-Less environmental impact
When you get a glut of fruit in such a short period of time it's hard to manage to eat it all and this is where preserving methods such as jams and chutneys come into play.
I decided to go down the baking route this time:
Plum and ginger cake (adapted from BBC goodfood)
Butter for greasing
2 tbsp of demerara sugar
175g dark muscovado sugar
140g golden syrup
2 chia seed eggs (https://detoxinista.com/how-to-make-flax-eggs-or-chia-eggs/) (only because I ran out of normal eggs!)
300g self raising flour
1/2 tsp bicarbonate soda
1 tbsp ground ginger
1 tsp mixed spice
1) Heat the oven to 180 oC. Line and grease a 23cm square cake tin. Halve the plums and line the tin/
2) Melt the butter, muscovado and syrup together on a low heat, stir until smooth. Cool for 10 minutes and add the egg and milk. Sift in the remaining dry ingredients.
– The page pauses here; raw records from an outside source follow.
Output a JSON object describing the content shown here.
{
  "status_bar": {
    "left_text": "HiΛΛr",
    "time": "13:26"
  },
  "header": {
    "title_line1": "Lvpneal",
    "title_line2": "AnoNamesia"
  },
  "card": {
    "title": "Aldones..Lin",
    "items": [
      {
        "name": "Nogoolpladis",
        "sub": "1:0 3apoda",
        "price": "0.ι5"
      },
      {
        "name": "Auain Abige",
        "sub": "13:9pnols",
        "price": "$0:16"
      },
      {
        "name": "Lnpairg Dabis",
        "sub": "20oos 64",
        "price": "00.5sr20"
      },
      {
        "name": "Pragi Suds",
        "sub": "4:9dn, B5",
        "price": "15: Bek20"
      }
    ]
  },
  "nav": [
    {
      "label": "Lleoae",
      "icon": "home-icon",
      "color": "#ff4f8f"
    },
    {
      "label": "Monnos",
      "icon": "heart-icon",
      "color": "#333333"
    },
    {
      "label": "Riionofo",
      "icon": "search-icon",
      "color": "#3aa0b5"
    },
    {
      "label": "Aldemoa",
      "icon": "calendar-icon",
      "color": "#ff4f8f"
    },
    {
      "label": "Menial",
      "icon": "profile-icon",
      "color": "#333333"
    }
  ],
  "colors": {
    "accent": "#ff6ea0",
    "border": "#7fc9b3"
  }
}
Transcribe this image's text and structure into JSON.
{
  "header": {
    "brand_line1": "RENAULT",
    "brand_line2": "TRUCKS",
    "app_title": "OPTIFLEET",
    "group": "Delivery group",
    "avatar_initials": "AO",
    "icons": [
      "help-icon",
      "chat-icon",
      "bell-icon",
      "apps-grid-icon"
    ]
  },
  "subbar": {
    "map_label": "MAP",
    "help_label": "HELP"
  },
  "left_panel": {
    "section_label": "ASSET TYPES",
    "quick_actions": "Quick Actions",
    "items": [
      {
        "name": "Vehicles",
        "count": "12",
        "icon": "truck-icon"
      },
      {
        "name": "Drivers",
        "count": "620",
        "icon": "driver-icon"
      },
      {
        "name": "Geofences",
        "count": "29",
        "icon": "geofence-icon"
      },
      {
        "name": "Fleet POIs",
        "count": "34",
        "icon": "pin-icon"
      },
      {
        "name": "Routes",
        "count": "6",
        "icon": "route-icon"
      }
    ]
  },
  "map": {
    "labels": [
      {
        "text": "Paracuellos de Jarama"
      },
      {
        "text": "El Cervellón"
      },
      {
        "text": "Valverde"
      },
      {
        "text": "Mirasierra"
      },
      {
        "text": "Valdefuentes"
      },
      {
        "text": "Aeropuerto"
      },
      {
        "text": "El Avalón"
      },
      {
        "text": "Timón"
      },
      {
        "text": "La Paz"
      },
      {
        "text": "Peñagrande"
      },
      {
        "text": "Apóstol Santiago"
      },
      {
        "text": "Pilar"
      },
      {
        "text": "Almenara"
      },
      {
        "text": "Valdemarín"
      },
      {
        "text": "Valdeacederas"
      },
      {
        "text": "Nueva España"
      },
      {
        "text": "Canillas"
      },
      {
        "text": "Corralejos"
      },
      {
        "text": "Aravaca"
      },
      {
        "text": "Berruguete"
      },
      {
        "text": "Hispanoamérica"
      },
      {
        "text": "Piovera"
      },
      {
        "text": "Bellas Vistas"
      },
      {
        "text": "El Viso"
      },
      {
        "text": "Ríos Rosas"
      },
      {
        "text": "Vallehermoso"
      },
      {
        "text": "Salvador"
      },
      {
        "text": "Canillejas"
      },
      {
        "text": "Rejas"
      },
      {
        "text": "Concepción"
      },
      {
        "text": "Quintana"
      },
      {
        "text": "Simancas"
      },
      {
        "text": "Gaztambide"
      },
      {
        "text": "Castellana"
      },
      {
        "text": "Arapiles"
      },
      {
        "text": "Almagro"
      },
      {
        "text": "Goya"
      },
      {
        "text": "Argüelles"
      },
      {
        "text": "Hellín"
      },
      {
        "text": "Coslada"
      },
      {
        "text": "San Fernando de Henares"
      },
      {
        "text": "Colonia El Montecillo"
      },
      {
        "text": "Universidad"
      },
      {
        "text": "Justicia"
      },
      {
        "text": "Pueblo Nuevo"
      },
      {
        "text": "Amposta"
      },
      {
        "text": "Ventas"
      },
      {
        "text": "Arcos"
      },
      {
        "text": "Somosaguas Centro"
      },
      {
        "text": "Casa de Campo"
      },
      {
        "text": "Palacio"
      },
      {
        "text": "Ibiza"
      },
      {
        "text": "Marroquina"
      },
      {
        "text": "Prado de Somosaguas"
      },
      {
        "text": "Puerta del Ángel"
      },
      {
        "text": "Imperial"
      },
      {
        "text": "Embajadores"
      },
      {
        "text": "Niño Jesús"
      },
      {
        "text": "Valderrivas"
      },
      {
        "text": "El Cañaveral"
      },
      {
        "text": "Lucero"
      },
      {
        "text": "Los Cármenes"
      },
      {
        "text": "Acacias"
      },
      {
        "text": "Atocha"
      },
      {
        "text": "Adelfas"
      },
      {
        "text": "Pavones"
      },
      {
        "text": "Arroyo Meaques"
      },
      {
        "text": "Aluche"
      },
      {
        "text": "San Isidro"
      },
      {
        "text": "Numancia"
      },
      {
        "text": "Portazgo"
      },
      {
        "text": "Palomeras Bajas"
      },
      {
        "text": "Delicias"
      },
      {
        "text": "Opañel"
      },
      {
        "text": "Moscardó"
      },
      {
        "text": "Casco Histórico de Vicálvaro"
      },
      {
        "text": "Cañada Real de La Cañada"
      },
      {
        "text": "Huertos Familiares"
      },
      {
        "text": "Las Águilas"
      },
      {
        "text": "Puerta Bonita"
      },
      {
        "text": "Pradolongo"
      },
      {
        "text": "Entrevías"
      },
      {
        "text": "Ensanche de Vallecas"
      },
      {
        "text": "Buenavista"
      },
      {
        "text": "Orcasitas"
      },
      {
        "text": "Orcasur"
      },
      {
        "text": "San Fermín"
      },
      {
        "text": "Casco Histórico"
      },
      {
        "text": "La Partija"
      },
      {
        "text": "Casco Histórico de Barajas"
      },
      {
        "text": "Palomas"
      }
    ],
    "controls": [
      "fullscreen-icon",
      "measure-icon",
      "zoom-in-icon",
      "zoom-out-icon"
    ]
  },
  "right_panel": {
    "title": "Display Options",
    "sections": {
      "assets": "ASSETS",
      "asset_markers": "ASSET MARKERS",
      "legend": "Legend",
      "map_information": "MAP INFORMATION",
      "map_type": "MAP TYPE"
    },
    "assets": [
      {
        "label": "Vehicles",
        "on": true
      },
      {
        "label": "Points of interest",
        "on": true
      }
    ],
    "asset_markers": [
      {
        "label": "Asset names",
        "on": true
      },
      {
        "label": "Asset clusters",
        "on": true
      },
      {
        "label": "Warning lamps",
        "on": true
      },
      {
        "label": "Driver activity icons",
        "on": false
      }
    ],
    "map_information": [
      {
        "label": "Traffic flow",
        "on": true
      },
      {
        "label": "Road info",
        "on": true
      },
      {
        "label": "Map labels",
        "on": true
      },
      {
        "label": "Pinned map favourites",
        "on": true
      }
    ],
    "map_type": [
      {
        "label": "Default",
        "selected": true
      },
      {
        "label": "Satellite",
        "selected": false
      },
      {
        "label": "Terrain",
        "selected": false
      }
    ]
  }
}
3) Pour the batter into the tin and bake for 45-55 minutes. Cool in the tin for 10 minutes then turn out onto a wire rack.
Now, this might not be classed as a super healthy cake by most, it's not "free from", paleo, low sugar or anything, it's just wholesome, tasty, seasonal goodness! That being said, of course it has some health benefits;
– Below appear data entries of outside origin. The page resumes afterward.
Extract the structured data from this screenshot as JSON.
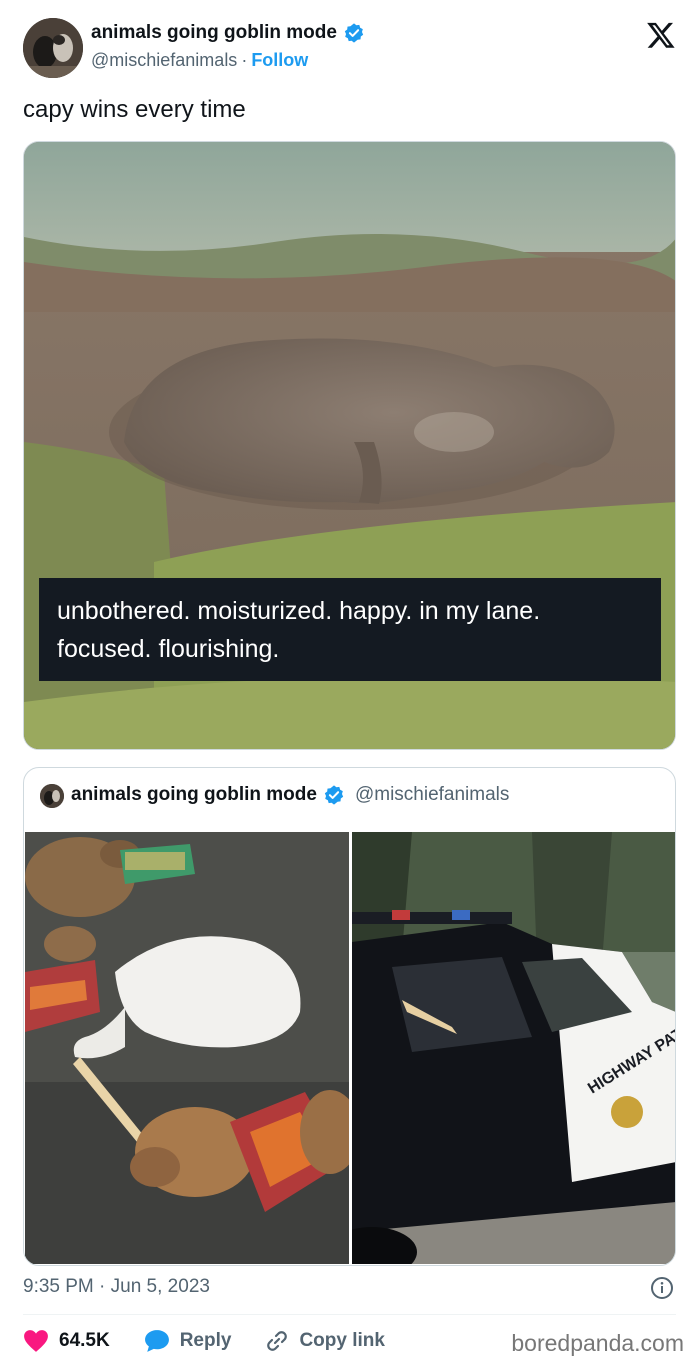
{
  "author": {
    "name": "animals going goblin mode",
    "handle": "@mischiefanimals",
    "follow_label": "Follow",
    "separator": "·"
  },
  "tweet": {
    "text": "capy wins every time"
  },
  "media": {
    "caption_lines": [
      "unbothered. moisturized. happy. in my lane.",
      "focused. flourishing."
    ]
  },
  "quote": {
    "name": "animals going goblin mode",
    "handle": "@mischiefanimals",
    "car_text": "HIGHWAY PATROL"
  },
  "footer": {
    "timestamp": "9:35 PM · Jun 5, 2023",
    "likes": "64.5K",
    "reply_label": "Reply",
    "copy_label": "Copy link",
    "watermark": "boredpanda.com"
  },
  "icons": {
    "brand": "x-logo-icon",
    "verified": "verified-badge-icon",
    "info": "info-icon",
    "like": "heart-icon",
    "reply": "reply-bubble-icon",
    "copy": "link-icon"
  },
  "colors": {
    "accent": "#1d9bf0",
    "like": "#f91880",
    "text": "#0f1419",
    "secondary": "#536471"
  }
}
Plums - High in vitamins and minerals, high fibre content, good amount of antioxidants
Ginger - Anti-inflammatory, reduces nausea, helps with digestion
Chia seeds - High in omega 3, fibre, iron and calcium
Food doesn't have to be boring, expensive or exotic to be good for you. Unless you have a specific medical reason for avoiding a food or ingredient then they can all be enjoyed in the appropriate quantities.
Get out there and take advantage of all our local, homegrown produce whilst it is still available!
What better way to kick off the new blog than by show casing some of the quality produce from Stroud Farmer's Market. It is always fun to see how the town transforms on a Saturday morning and to take in all the sights and sounds whilst doing a little bit of people watching!
This week it was straight to Salt Bakehouse for one of their amazing sourdough loaves, plus some of their other goodies. I would have taken a photo of the chocolate brownie croissant, but to be perfectly frank, it didn't last that long.
Now we are into July it is Chard season and the rainbow chard and candy beetroot looked too good to leave behind. Being slightly cooler today and a bit on the rainy side, a simple soup made from lentils, Chard and Tomatoes fit the bill perfectly. The chunk of seeded sourdough rounded it all off beautifully. Super easy to make, cheap and seasonal.
My top tip to anyone is to eat a wide variety of different foods. This ensures you get a good range of nutrients and keeps cooking exciting. Chard is not something I eat a huge amount of so it was fun to give a new dish a try.